London has a real problem with thieves targeting keyless cars

If you own a new car, there's a good chance that it features some form of keyless security. Whether it helps unlock your car or lets you start it with the push of a button, it makes driving all that bit easier. That's unless it's the reason your car gets stolen. Police forces all over the UK are reporting a rise in keyless car thefts, but a new report released by the Metropolitan Police today suggests that it now accounts for over a quarter of all vehicle thefts across London.

According to the Met, 6,283 cars and vans were pinched in the capital last year by crooks without the owners' key. That works out at 17 vehicles a day. Gangs reportedly use devices (which are originally intended for mechanics) that "bypass the vehicle's electronic information as the owner locks it" or are physically breaking into cars to gain access to their OBD port, which then allows them to download the car's information and imprint it on a new key in no time at all.

Ford Transit and Mercedes Sprinter vans were the most-targeted commercial vehicles, with Ford Fiestas and some luxury BMW and Land Rover models also high on criminals' hit lists. Those models alone accounted for 70 percent of all cars and vans stolen without the original key -- a worrying statistic for some car makers. Redbridge, Newham and Havering were the most popular keyless hotspots.

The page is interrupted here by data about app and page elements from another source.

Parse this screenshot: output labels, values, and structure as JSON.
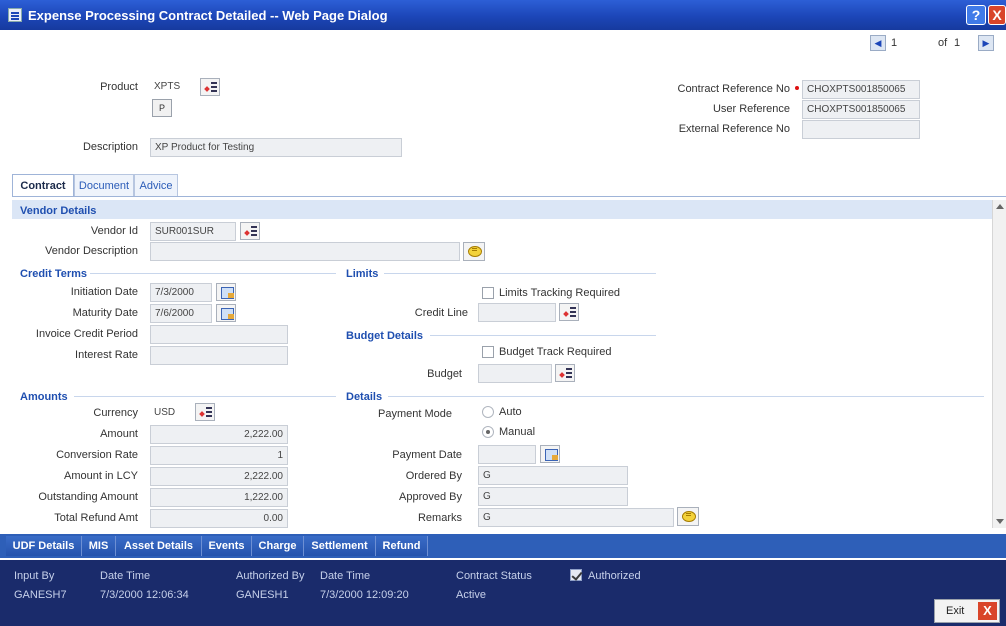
{
  "window": {
    "title": "Expense Processing Contract Detailed -- Web Page Dialog",
    "help_icon": "help-icon",
    "close_icon": "close-icon",
    "help_glyph": "?",
    "close_glyph": "X"
  },
  "pager": {
    "current": "1",
    "of_label": "of",
    "total": "1"
  },
  "header": {
    "product_label": "Product",
    "product_value": "XPTS",
    "p_button": "P",
    "description_label": "Description",
    "description_value": "XP Product for Testing",
    "contract_ref_label": "Contract Reference No",
    "contract_ref_value": "CHOXPTS001850065",
    "user_ref_label": "User Reference",
    "user_ref_value": "CHOXPTS001850065",
    "external_ref_label": "External Reference No",
    "external_ref_value": ""
  },
  "tabs": [
    {
      "label": "Contract",
      "active": true
    },
    {
      "label": "Document",
      "active": false
    },
    {
      "label": "Advice",
      "active": false
    }
  ],
  "vendor": {
    "section_title": "Vendor Details",
    "vendor_id_label": "Vendor Id",
    "vendor_id_value": "SUR001SUR",
    "vendor_desc_label": "Vendor Description",
    "vendor_desc_value": ""
  },
  "credit_terms": {
    "section_title": "Credit Terms",
    "initiation_label": "Initiation Date",
    "initiation_value": "7/3/2000",
    "maturity_label": "Maturity Date",
    "maturity_value": "7/6/2000",
    "invoice_period_label": "Invoice Credit Period",
    "invoice_period_value": "",
    "interest_label": "Interest Rate",
    "interest_value": ""
  },
  "limits": {
    "section_title": "Limits",
    "tracking_label": "Limits Tracking Required",
    "credit_line_label": "Credit Line",
    "credit_line_value": ""
  },
  "budget": {
    "section_title": "Budget Details",
    "track_label": "Budget Track Required",
    "budget_label": "Budget",
    "budget_value": ""
  },
  "amounts": {
    "section_title": "Amounts",
    "currency_label": "Currency",
    "currency_value": "USD",
    "amount_label": "Amount",
    "amount_value": "2,222.00",
    "conversion_label": "Conversion Rate",
    "conversion_value": "1",
    "lcy_label": "Amount in LCY",
    "lcy_value": "2,222.00",
    "outstanding_label": "Outstanding Amount",
    "outstanding_value": "1,222.00",
    "refund_label": "Total Refund Amt",
    "refund_value": "0.00"
  },
  "details": {
    "section_title": "Details",
    "payment_mode_label": "Payment Mode",
    "mode_auto": "Auto",
    "mode_manual": "Manual",
    "payment_date_label": "Payment Date",
    "payment_date_value": "",
    "ordered_by_label": "Ordered By",
    "ordered_by_value": "G",
    "approved_by_label": "Approved By",
    "approved_by_value": "G",
    "remarks_label": "Remarks",
    "remarks_value": "G"
  },
  "subsystem_buttons": [
    "UDF Details",
    "MIS",
    "Asset Details",
    "Events",
    "Charge",
    "Settlement",
    "Refund"
  ],
  "audit": {
    "input_by_label": "Input By",
    "input_by_value": "GANESH7",
    "date_time_label": "Date Time",
    "input_date_value": "7/3/2000 12:06:34",
    "authorized_by_label": "Authorized By",
    "authorized_by_value": "GANESH1",
    "auth_date_label": "Date Time",
    "auth_date_value": "7/3/2000 12:09:20",
    "status_label": "Contract Status",
    "status_value": "Active",
    "authorized_label": "Authorized"
  },
  "exit_label": "Exit",
  "exit_glyph": "X"
}
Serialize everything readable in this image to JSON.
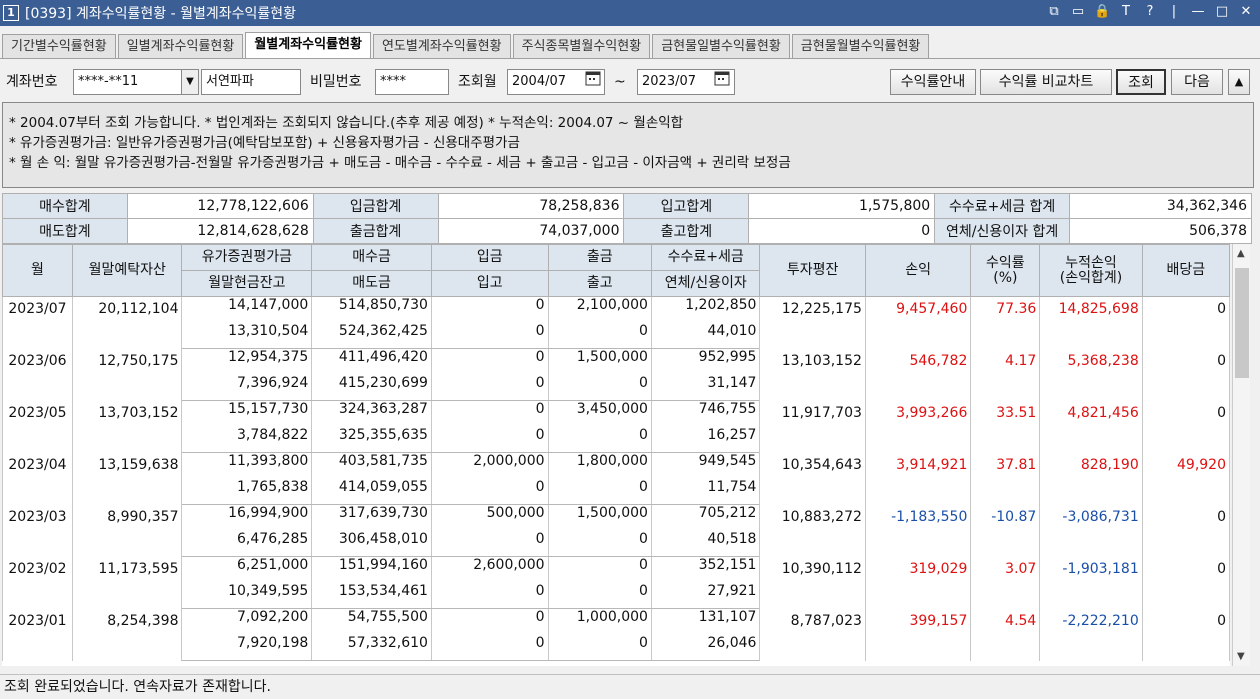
{
  "window": {
    "number": "1",
    "title": "[0393] 계좌수익률현황 - 월별계좌수익률현황",
    "controls": [
      "⧉",
      "▭",
      "🔒",
      "T",
      "?",
      "|",
      "—",
      "□",
      "✕"
    ]
  },
  "tabs": [
    "기간별수익률현황",
    "일별계좌수익률현황",
    "월별계좌수익률현황",
    "연도별계좌수익률현황",
    "주식종목별월수익현황",
    "금현물일별수익률현황",
    "금현물월별수익률현황"
  ],
  "active_tab_index": 2,
  "query": {
    "account_label": "계좌번호",
    "account_value": "****-**11",
    "account_name": "서연파파",
    "password_label": "비밀번호",
    "password_value": "****",
    "month_label": "조회월",
    "from": "2004/07",
    "tilde": "~",
    "to": "2023/07",
    "btn_guide": "수익률안내",
    "btn_chart": "수익률 비교차트",
    "btn_search": "조회",
    "btn_next": "다음",
    "btn_up": "▲"
  },
  "notes": [
    "* 2004.07부터 조회 가능합니다.   * 법인계좌는 조회되지 않습니다.(추후 제공 예정)   * 누적손익: 2004.07 ~ 월손익합",
    "* 유가증권평가금: 일반유가증권평가금(예탁담보포함) + 신용융자평가금 - 신용대주평가금",
    "* 월 손 익: 월말 유가증권평가금-전월말 유가증권평가금 + 매도금 - 매수금 - 수수료 - 세금 + 출고금 - 입고금 - 이자금액 + 권리락 보정금"
  ],
  "summary": [
    [
      "매수합계",
      "12,778,122,606",
      "입금합계",
      "78,258,836",
      "입고합계",
      "1,575,800",
      "수수료+세금 합계",
      "34,362,346"
    ],
    [
      "매도합계",
      "12,814,628,628",
      "출금합계",
      "74,037,000",
      "출고합계",
      "0",
      "연체/신용이자 합계",
      "506,378"
    ]
  ],
  "headers": {
    "month": "월",
    "deposit_assets": "월말예탁자산",
    "sec_eval": "유가증권평가금",
    "cash_bal": "월말현금잔고",
    "buy": "매수금",
    "sell": "매도금",
    "deposit": "입금",
    "stock_in": "입고",
    "withdraw": "출금",
    "stock_out": "출고",
    "fee_tax": "수수료+세금",
    "overdue_int": "연체/신용이자",
    "avg_inv": "투자평잔",
    "pnl": "손익",
    "ret1": "수익률",
    "ret2": "(%)",
    "cum1": "누적손익",
    "cum2": "(손익합계)",
    "dividend": "배당금"
  },
  "rows": [
    {
      "month": "2023/07",
      "assets": "20,112,104",
      "sec": "14,147,000",
      "cash": "13,310,504",
      "buy": "514,850,730",
      "sell": "524,362,425",
      "dep": "0",
      "sin": "0",
      "wd": "2,100,000",
      "sout": "0",
      "fee": "1,202,850",
      "int": "44,010",
      "avg": "12,225,175",
      "pnl": "9,457,460",
      "ret": "77.36",
      "cum": "14,825,698",
      "div": "0",
      "pnl_color": "red",
      "cum_color": "red",
      "div_color": ""
    },
    {
      "month": "2023/06",
      "assets": "12,750,175",
      "sec": "12,954,375",
      "cash": "7,396,924",
      "buy": "411,496,420",
      "sell": "415,230,699",
      "dep": "0",
      "sin": "0",
      "wd": "1,500,000",
      "sout": "0",
      "fee": "952,995",
      "int": "31,147",
      "avg": "13,103,152",
      "pnl": "546,782",
      "ret": "4.17",
      "cum": "5,368,238",
      "div": "0",
      "pnl_color": "red",
      "cum_color": "red",
      "div_color": ""
    },
    {
      "month": "2023/05",
      "assets": "13,703,152",
      "sec": "15,157,730",
      "cash": "3,784,822",
      "buy": "324,363,287",
      "sell": "325,355,635",
      "dep": "0",
      "sin": "0",
      "wd": "3,450,000",
      "sout": "0",
      "fee": "746,755",
      "int": "16,257",
      "avg": "11,917,703",
      "pnl": "3,993,266",
      "ret": "33.51",
      "cum": "4,821,456",
      "div": "0",
      "pnl_color": "red",
      "cum_color": "red",
      "div_color": ""
    },
    {
      "month": "2023/04",
      "assets": "13,159,638",
      "sec": "11,393,800",
      "cash": "1,765,838",
      "buy": "403,581,735",
      "sell": "414,059,055",
      "dep": "2,000,000",
      "sin": "0",
      "wd": "1,800,000",
      "sout": "0",
      "fee": "949,545",
      "int": "11,754",
      "avg": "10,354,643",
      "pnl": "3,914,921",
      "ret": "37.81",
      "cum": "828,190",
      "div": "49,920",
      "pnl_color": "red",
      "cum_color": "red",
      "div_color": "red"
    },
    {
      "month": "2023/03",
      "assets": "8,990,357",
      "sec": "16,994,900",
      "cash": "6,476,285",
      "buy": "317,639,730",
      "sell": "306,458,010",
      "dep": "500,000",
      "sin": "0",
      "wd": "1,500,000",
      "sout": "0",
      "fee": "705,212",
      "int": "40,518",
      "avg": "10,883,272",
      "pnl": "-1,183,550",
      "ret": "-10.87",
      "cum": "-3,086,731",
      "div": "0",
      "pnl_color": "blue",
      "cum_color": "blue",
      "div_color": ""
    },
    {
      "month": "2023/02",
      "assets": "11,173,595",
      "sec": "6,251,000",
      "cash": "10,349,595",
      "buy": "151,994,160",
      "sell": "153,534,461",
      "dep": "2,600,000",
      "sin": "0",
      "wd": "0",
      "sout": "0",
      "fee": "352,151",
      "int": "27,921",
      "avg": "10,390,112",
      "pnl": "319,029",
      "ret": "3.07",
      "cum": "-1,903,181",
      "div": "0",
      "pnl_color": "red",
      "cum_color": "blue",
      "div_color": ""
    },
    {
      "month": "2023/01",
      "assets": "8,254,398",
      "sec": "7,092,200",
      "cash": "7,920,198",
      "buy": "54,755,500",
      "sell": "57,332,610",
      "dep": "0",
      "sin": "0",
      "wd": "1,000,000",
      "sout": "0",
      "fee": "131,107",
      "int": "26,046",
      "avg": "8,787,023",
      "pnl": "399,157",
      "ret": "4.54",
      "cum": "-2,222,210",
      "div": "0",
      "pnl_color": "red",
      "cum_color": "blue",
      "div_color": ""
    }
  ],
  "status": "조회 완료되었습니다. 연속자료가 존재합니다."
}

Thieves are targeting vehicles in London and then driving them to surrounding counties where they can be stripped down and shipped abroad to places like Africa. To combat the rise in high-tech crime, police have launched Operation Endeavour, a new initiative that will see officers begin carrying out roadside checks and performing covert operations to identify and prosecute the people behind the raids.

The Met recommends that Londoners "protect their vehicle like they would their home," which equates to adding more security measures to a keyless car. If you own one, then you should apparently look to invest in a steering lock, an OBD lock, park your car in well lit areas (crimes peak between 10pm and 4am between Sundays and Thursdays) and consider getting a tracker in case it's stolen. Not much then.

The police aims to reduce keyless crime by up to 20 percent by 2016. It's already working with car manufacturers, who want laws passed to stop tools reserved for workshops and car repairs from getting into criminals' hands. Given how fast technology evolves, it's a tough ask, but you might be able to deter thieves with a few additions of your own.

[Image credit: Audizine]